» **Work task**
Retype the entries below without any change.

» **Data listing**
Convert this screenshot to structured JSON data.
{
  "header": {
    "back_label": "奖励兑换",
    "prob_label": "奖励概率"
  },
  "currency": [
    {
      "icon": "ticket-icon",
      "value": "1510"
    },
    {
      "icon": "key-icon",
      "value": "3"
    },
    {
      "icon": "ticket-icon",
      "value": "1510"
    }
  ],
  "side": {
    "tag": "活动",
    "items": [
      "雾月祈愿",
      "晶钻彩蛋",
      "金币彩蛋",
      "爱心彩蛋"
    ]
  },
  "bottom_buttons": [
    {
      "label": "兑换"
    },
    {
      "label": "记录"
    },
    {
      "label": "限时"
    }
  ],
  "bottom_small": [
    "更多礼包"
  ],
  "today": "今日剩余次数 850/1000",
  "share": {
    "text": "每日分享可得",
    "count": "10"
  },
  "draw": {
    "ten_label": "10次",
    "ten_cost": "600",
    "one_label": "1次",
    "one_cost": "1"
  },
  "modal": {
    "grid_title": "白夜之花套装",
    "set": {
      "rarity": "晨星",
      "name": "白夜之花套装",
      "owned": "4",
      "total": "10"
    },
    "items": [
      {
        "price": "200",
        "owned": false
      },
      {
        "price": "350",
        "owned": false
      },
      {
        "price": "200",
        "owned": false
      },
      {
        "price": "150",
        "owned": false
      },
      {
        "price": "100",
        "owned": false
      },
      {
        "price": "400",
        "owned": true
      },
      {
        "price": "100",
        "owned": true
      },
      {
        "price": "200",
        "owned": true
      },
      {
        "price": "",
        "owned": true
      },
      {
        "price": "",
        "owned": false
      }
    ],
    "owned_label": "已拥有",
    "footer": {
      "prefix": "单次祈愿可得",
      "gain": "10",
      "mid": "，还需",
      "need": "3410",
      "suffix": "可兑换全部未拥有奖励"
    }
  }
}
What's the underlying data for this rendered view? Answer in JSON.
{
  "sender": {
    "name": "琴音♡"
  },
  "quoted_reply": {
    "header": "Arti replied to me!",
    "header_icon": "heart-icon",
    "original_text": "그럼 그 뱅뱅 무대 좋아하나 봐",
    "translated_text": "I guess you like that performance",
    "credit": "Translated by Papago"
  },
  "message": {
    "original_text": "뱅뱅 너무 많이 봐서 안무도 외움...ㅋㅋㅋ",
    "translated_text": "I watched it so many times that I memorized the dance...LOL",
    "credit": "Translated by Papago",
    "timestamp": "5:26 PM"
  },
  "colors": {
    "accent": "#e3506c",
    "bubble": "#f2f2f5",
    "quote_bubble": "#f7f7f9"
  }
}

» **Task output**
Convert this screenshot to structured JSON data.
{
  "header": {
    "back_label": "奖励兑换",
    "prob_label": "奖励概率"
  },
  "currency": [
    {
      "icon": "ticket-icon",
      "value": "1510"
    },
    {
      "icon": "key-icon",
      "value": "3"
    },
    {
      "icon": "ticket-icon",
      "value": "1510"
    }
  ],
  "side": {
    "tag": "活动",
    "items": [
      "雾月祈愿",
      "晶钻彩蛋",
      "金币彩蛋",
      "爱心彩蛋"
    ]
  },
  "bottom_buttons": [
    {
      "label": "兑换"
    },
    {
      "label": "记录"
    },
    {
      "label": "限时"
    }
  ],
  "bottom_small": [
    "更多礼包"
  ],
  "today": "今日剩余次数 850/1000",
  "share": {
    "text": "每日分享可得",
    "count": "10"
  },
  "draw": {
    "ten_label": "10次",
    "ten_cost": "600",
    "one_label": "1次",
    "one_cost": "1"
  },
  "modal": {
    "grid_title": "白夜之花套装",
    "set": {
      "rarity": "晨星",
      "name": "白夜之花套装",
      "owned": "4",
      "total": "10"
    },
    "items": [
      {
        "price": "200",
        "owned": false
      },
      {
        "price": "350",
        "owned": false
      },
      {
        "price": "200",
        "owned": false
      },
      {
        "price": "150",
        "owned": false
      },
      {
        "price": "100",
        "owned": false
      },
      {
        "price": "400",
        "owned": true
      },
      {
        "price": "100",
        "owned": true
      },
      {
        "price": "200",
        "owned": true
      },
      {
        "price": "",
        "owned": true
      },
      {
        "price": "",
        "owned": false
      }
    ],
    "owned_label": "已拥有",
    "footer": {
      "prefix": "单次祈愿可得",
      "gain": "10",
      "mid": "，还需",
      "need": "3410",
      "suffix": "可兑换全部未拥有奖励"
    }
  }
}
What's the underlying data for this rendered view? Answer in JSON.
{
  "sender": {
    "name": "琴音♡"
  },
  "quoted_reply": {
    "header": "Arti replied to me!",
    "header_icon": "heart-icon",
    "original_text": "그럼 그 뱅뱅 무대 좋아하나 봐",
    "translated_text": "I guess you like that performance",
    "credit": "Translated by Papago"
  },
  "message": {
    "original_text": "뱅뱅 너무 많이 봐서 안무도 외움...ㅋㅋㅋ",
    "translated_text": "I watched it so many times that I memorized the dance...LOL",
    "credit": "Translated by Papago",
    "timestamp": "5:26 PM"
  },
  "colors": {
    "accent": "#e3506c",
    "bubble": "#f2f2f5",
    "quote_bubble": "#f7f7f9"
  }
}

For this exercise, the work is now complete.